Finland: Olli Kangas reveals the resistance to UBI
Olli Kangas. Picture credit: What.Happens.Now?
Olli Kangas, one of the masterminds behind Finland’s Universal basic income (UBI) research experiment, has spoken in detail about the process of implementing the UBI experiment and the challenges that have come with it. Finland’s UBI trial, presents the first of its kind in Europe, however different to other examples of UBI, in that it only gives handout to the unemployed. The research study organized and supervised by Kangas involves around 2,000 unemployed participants, with a budget of approximately 20 million euros, where each participant of the study getting around 560 euros a month for two years.
“Although the contribution a person gets is low, it is permanent and secure,” said Olli Kangas, speaking at the 2018 Nordic work life conference. Kangas overarching goal within the project is to uncover what happens when the people being studied no longer must waste time submitting for economic assistance from the state. Would this newfound time be spent looking for jobs or on other activities?
Politically, Kangas has faced multiple problems in trying to get the experiment up and running, which began in 2016. For instance, some politicians in Finland from the Finns party have argued that the UBI will only succeed in turning Finland into a hotspot for welfare scammers and refugees. This has only added further bureaucratic and political resistance to the project.

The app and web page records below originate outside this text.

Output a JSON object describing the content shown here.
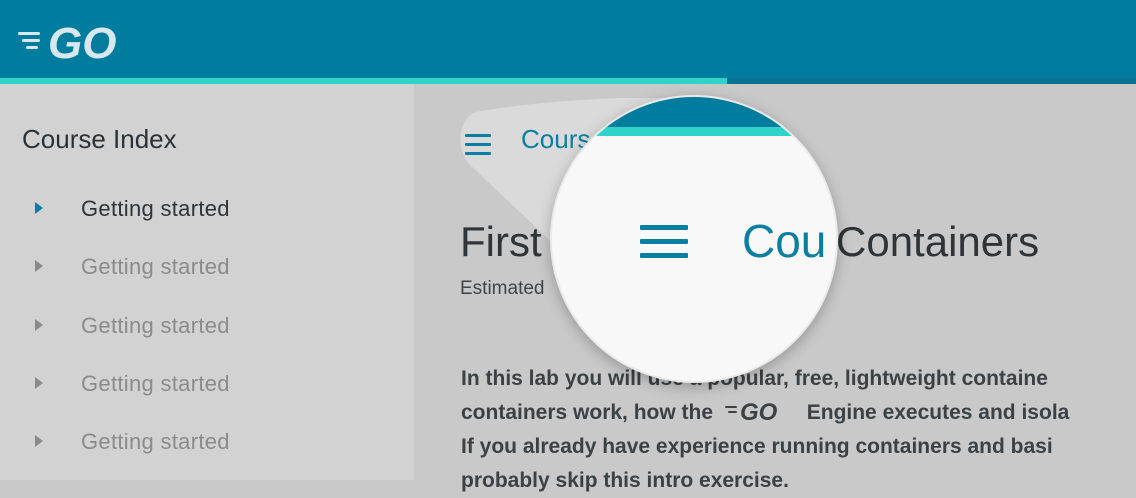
{
  "header": {
    "logo_text": "GO",
    "progress_percent": 64
  },
  "sidebar": {
    "title": "Course Index",
    "items": [
      {
        "label": "Getting started",
        "active": true
      },
      {
        "label": "Getting started",
        "active": false
      },
      {
        "label": "Getting started",
        "active": false
      },
      {
        "label": "Getting started",
        "active": false
      },
      {
        "label": "Getting started",
        "active": false
      }
    ]
  },
  "main": {
    "breadcrumb_partial": "Cours",
    "title_left": "First",
    "title_right": "Containers",
    "estimated": "Estimated",
    "intro_line1": "In this lab you will use a popular, free, lightweight containe",
    "intro_line2_a": "containers work, how the",
    "intro_line2_logo": "GO",
    "intro_line2_b": "Engine executes and isola",
    "intro_line3": "If you already have experience running containers and basi",
    "intro_line4": "probably skip this intro exercise."
  },
  "magnifier": {
    "word": "Cou"
  },
  "colors": {
    "brand": "#007c9e",
    "accent": "#2ed3c9",
    "link": "#0b7fa2"
  }
}
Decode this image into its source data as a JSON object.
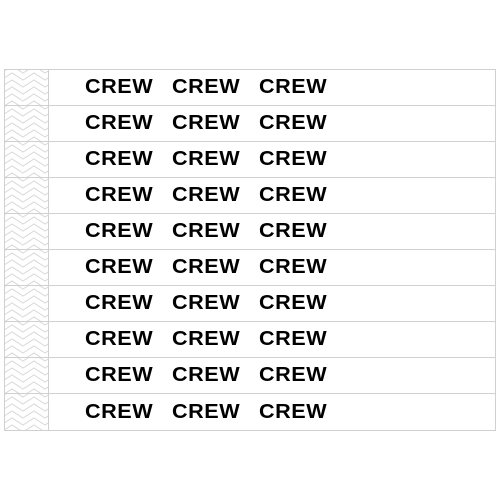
{
  "band_count": 10,
  "word": "CREW",
  "repeats_per_band": 3,
  "colors": {
    "border": "#d0d0d0",
    "text": "#000000",
    "chevron": "#d8d8d8",
    "background": "#ffffff"
  }
}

Opposition to the UBI project has seemingly transcended ideological lines, in terms of Left and Right typical political wings. The most adamant critics of the project argue that UBI simply acts as a tool to give out free state handouts, which acts to kill citizens desires to get jobs and contribute to working society. Kangas replies that the purpose of the study is to shed some light over these questions posed by sceptical politicians and to reveal how people act when they receive unconditional guaranteed payments.
The initial planned study was expected to be large in scope and funding, which as stated by Kangas “made us feel like ‘masters of the universe’, planning an experiment with 100,000 participants. But we soon came back down to Earth, since the bureaucrats turned out to be stronger than the politicians”.
A major problem that the political resistance has brought with it is the difficulties in securing funding for the experiment. As remarked by Kangas over the Nordic Work Life Conference 2018, “it has been extremely difficult to secure funding for this. Politicians were willing to provide 20 million euro for the experiment, but just 700,000 euro to evaluate it”. However, the experiment has also received support from each political side too, with some politicians from the Right viewing UBI as a potential method to strip back the welfare system and arguments from the Left which see UBI more as an expansion of the welfare state.
An additional obstacle with the setting up of Kangas research study was the Finish Constitution. It states that there must be no unequal mistreatment of citizens, which impacted the plans to conduct an obligatory study where participants received payments regardless of whether they needed or wanted them. Hence Kangas had to scrap any experiment that implied payments to anyone, regardless of employment status.
Even given the challenges for setting up this experiment, it has been running for almost two years, and is scheduled to finish at the end of 2018, with its findings expected to be published in late 2020. Finish politicians and social researchers alike will have to wait as to whether their differing claims about the UBI experiment come to fruition. Kangas suspects that with the scepticism rising around the expected results of the project, this will be finished a year earlier than first set out and that if any UBI policy is to be implemented in Finland “it would be through the back door – by merging and simplifying some types of benefit”. Due to the great deal of resistance Kangas has faced when trying to implement this experiment on basic income, he is not entirely optimistic about the prospects of implementing UBI in Finland and feels it’s unlikely to happen in the future. However, Kangas admits that “One experiment here or there couldn’t say if basic income is good or not”, which leaves, in a way, the door open to new initiatives regarding basic income from Kela, the Finish Social Security.
More information at:
“Finland’s basic income organisers correct inaccurate media reports of trial’s premature death”. Yle Uutiset, April 25th 2018
Björn Lindahl, “The research project against all odds: Olli Kangas on Finland’s universal basic income”. Nordic Labour Journal, June 22nd 2018
Olli Kangas on YouTube, 2018
Heikki Hiilamo and Olli Kangas, “Universal Basic Income: Does the Carrot Work Better than the Stick?”. Meeting of the Minds, January 27th 2017
Olli Kangas, Sharon Bessell and Martyn Pearce, “Back to basics – Finland’s Universal Basic Income – Policy Forum” (Podcast). Asia & the Pacific Policy Society – Policy Forum, June 1st 2018